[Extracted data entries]
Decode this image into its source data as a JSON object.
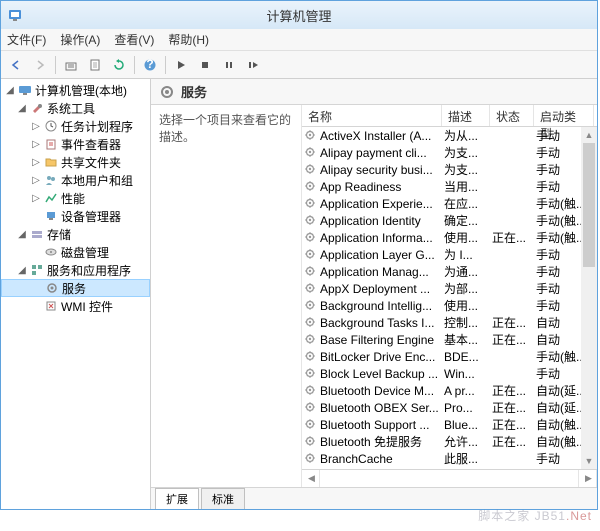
{
  "window": {
    "title": "计算机管理"
  },
  "menubar": {
    "file": "文件(F)",
    "action": "操作(A)",
    "view": "查看(V)",
    "help": "帮助(H)"
  },
  "tree": {
    "root": "计算机管理(本地)",
    "systools": "系统工具",
    "scheduler": "任务计划程序",
    "eventviewer": "事件查看器",
    "shared": "共享文件夹",
    "usersgroups": "本地用户和组",
    "perf": "性能",
    "devmgr": "设备管理器",
    "storage": "存储",
    "diskmgmt": "磁盘管理",
    "apps": "服务和应用程序",
    "services": "服务",
    "wmi": "WMI 控件"
  },
  "main": {
    "title": "服务",
    "detail": "选择一个项目来查看它的描述。",
    "columns": {
      "name": "名称",
      "desc": "描述",
      "status": "状态",
      "start": "启动类型"
    },
    "tabs": {
      "ext": "扩展",
      "std": "标准"
    }
  },
  "services": [
    {
      "name": "ActiveX Installer (A...",
      "desc": "为从...",
      "status": "",
      "start": "手动"
    },
    {
      "name": "Alipay payment cli...",
      "desc": "为支...",
      "status": "",
      "start": "手动"
    },
    {
      "name": "Alipay security busi...",
      "desc": "为支...",
      "status": "",
      "start": "手动"
    },
    {
      "name": "App Readiness",
      "desc": "当用...",
      "status": "",
      "start": "手动"
    },
    {
      "name": "Application Experie...",
      "desc": "在应...",
      "status": "",
      "start": "手动(触..."
    },
    {
      "name": "Application Identity",
      "desc": "确定...",
      "status": "",
      "start": "手动(触..."
    },
    {
      "name": "Application Informa...",
      "desc": "使用...",
      "status": "正在...",
      "start": "手动(触..."
    },
    {
      "name": "Application Layer G...",
      "desc": "为 I...",
      "status": "",
      "start": "手动"
    },
    {
      "name": "Application Manag...",
      "desc": "为通...",
      "status": "",
      "start": "手动"
    },
    {
      "name": "AppX Deployment ...",
      "desc": "为部...",
      "status": "",
      "start": "手动"
    },
    {
      "name": "Background Intellig...",
      "desc": "使用...",
      "status": "",
      "start": "手动"
    },
    {
      "name": "Background Tasks I...",
      "desc": "控制...",
      "status": "正在...",
      "start": "自动"
    },
    {
      "name": "Base Filtering Engine",
      "desc": "基本...",
      "status": "正在...",
      "start": "自动"
    },
    {
      "name": "BitLocker Drive Enc...",
      "desc": "BDE...",
      "status": "",
      "start": "手动(触..."
    },
    {
      "name": "Block Level Backup ...",
      "desc": "Win...",
      "status": "",
      "start": "手动"
    },
    {
      "name": "Bluetooth Device M...",
      "desc": "A pr...",
      "status": "正在...",
      "start": "自动(延..."
    },
    {
      "name": "Bluetooth OBEX Ser...",
      "desc": "Pro...",
      "status": "正在...",
      "start": "自动(延..."
    },
    {
      "name": "Bluetooth Support ...",
      "desc": "Blue...",
      "status": "正在...",
      "start": "自动(触..."
    },
    {
      "name": "Bluetooth 免提服务",
      "desc": "允许...",
      "status": "正在...",
      "start": "自动(触..."
    },
    {
      "name": "BranchCache",
      "desc": "此服...",
      "status": "",
      "start": "手动"
    }
  ],
  "watermark": {
    "a": "脚本之家 ",
    "b": "JB51",
    "c": ".Net"
  }
}
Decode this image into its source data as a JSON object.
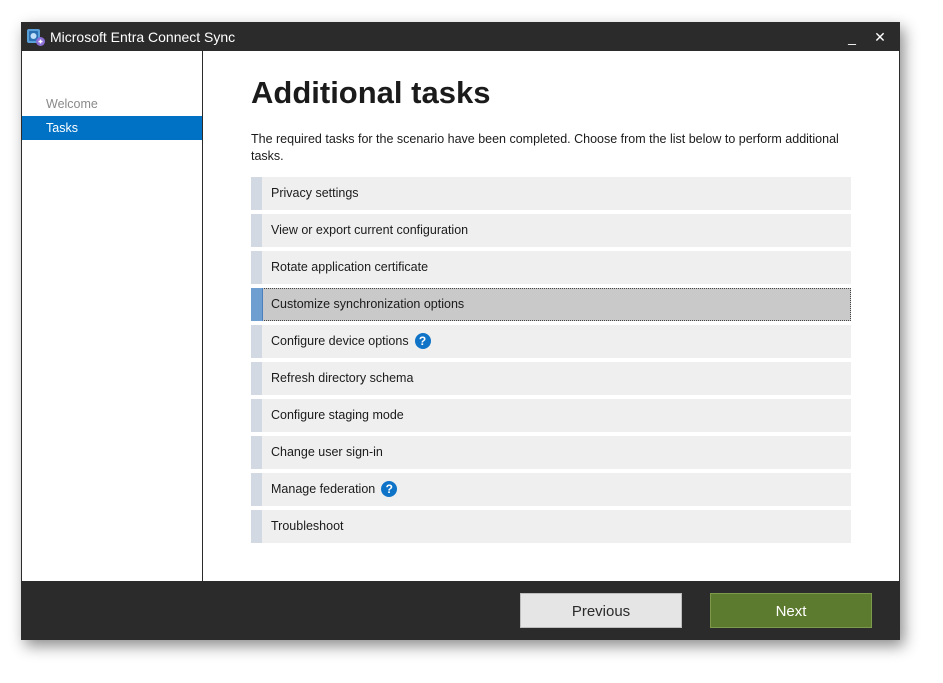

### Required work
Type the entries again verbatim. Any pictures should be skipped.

### Output of the task
Decode this image into its source data as a JSON object.
{
  "window": {
    "title": "计算机管理"
  },
  "menubar": {
    "file": "文件(F)",
    "action": "操作(A)",
    "view": "查看(V)",
    "help": "帮助(H)"
  },
  "tree": {
    "root": "计算机管理(本地)",
    "systools": "系统工具",
    "scheduler": "任务计划程序",
    "eventviewer": "事件查看器",
    "shared": "共享文件夹",
    "usersgroups": "本地用户和组",
    "perf": "性能",
    "devmgr": "设备管理器",
    "storage": "存储",
    "diskmgmt": "磁盘管理",
    "apps": "服务和应用程序",
    "services": "服务",
    "wmi": "WMI 控件"
  },
  "main": {
    "title": "服务",
    "detail": "选择一个项目来查看它的描述。",
    "columns": {
      "name": "名称",
      "desc": "描述",
      "status": "状态",
      "start": "启动类型"
    },
    "tabs": {
      "ext": "扩展",
      "std": "标准"
    }
  },
  "services": [
    {
      "name": "ActiveX Installer (A...",
      "desc": "为从...",
      "status": "",
      "start": "手动"
    },
    {
      "name": "Alipay payment cli...",
      "desc": "为支...",
      "status": "",
      "start": "手动"
    },
    {
      "name": "Alipay security busi...",
      "desc": "为支...",
      "status": "",
      "start": "手动"
    },
    {
      "name": "App Readiness",
      "desc": "当用...",
      "status": "",
      "start": "手动"
    },
    {
      "name": "Application Experie...",
      "desc": "在应...",
      "status": "",
      "start": "手动(触..."
    },
    {
      "name": "Application Identity",
      "desc": "确定...",
      "status": "",
      "start": "手动(触..."
    },
    {
      "name": "Application Informa...",
      "desc": "使用...",
      "status": "正在...",
      "start": "手动(触..."
    },
    {
      "name": "Application Layer G...",
      "desc": "为 I...",
      "status": "",
      "start": "手动"
    },
    {
      "name": "Application Manag...",
      "desc": "为通...",
      "status": "",
      "start": "手动"
    },
    {
      "name": "AppX Deployment ...",
      "desc": "为部...",
      "status": "",
      "start": "手动"
    },
    {
      "name": "Background Intellig...",
      "desc": "使用...",
      "status": "",
      "start": "手动"
    },
    {
      "name": "Background Tasks I...",
      "desc": "控制...",
      "status": "正在...",
      "start": "自动"
    },
    {
      "name": "Base Filtering Engine",
      "desc": "基本...",
      "status": "正在...",
      "start": "自动"
    },
    {
      "name": "BitLocker Drive Enc...",
      "desc": "BDE...",
      "status": "",
      "start": "手动(触..."
    },
    {
      "name": "Block Level Backup ...",
      "desc": "Win...",
      "status": "",
      "start": "手动"
    },
    {
      "name": "Bluetooth Device M...",
      "desc": "A pr...",
      "status": "正在...",
      "start": "自动(延..."
    },
    {
      "name": "Bluetooth OBEX Ser...",
      "desc": "Pro...",
      "status": "正在...",
      "start": "自动(延..."
    },
    {
      "name": "Bluetooth Support ...",
      "desc": "Blue...",
      "status": "正在...",
      "start": "自动(触..."
    },
    {
      "name": "Bluetooth 免提服务",
      "desc": "允许...",
      "status": "正在...",
      "start": "自动(触..."
    },
    {
      "name": "BranchCache",
      "desc": "此服...",
      "status": "",
      "start": "手动"
    }
  ],
  "watermark": {
    "a": "脚本之家 ",
    "b": "JB51",
    "c": ".Net"
  }
}
Decode this image into its source data as a JSON object.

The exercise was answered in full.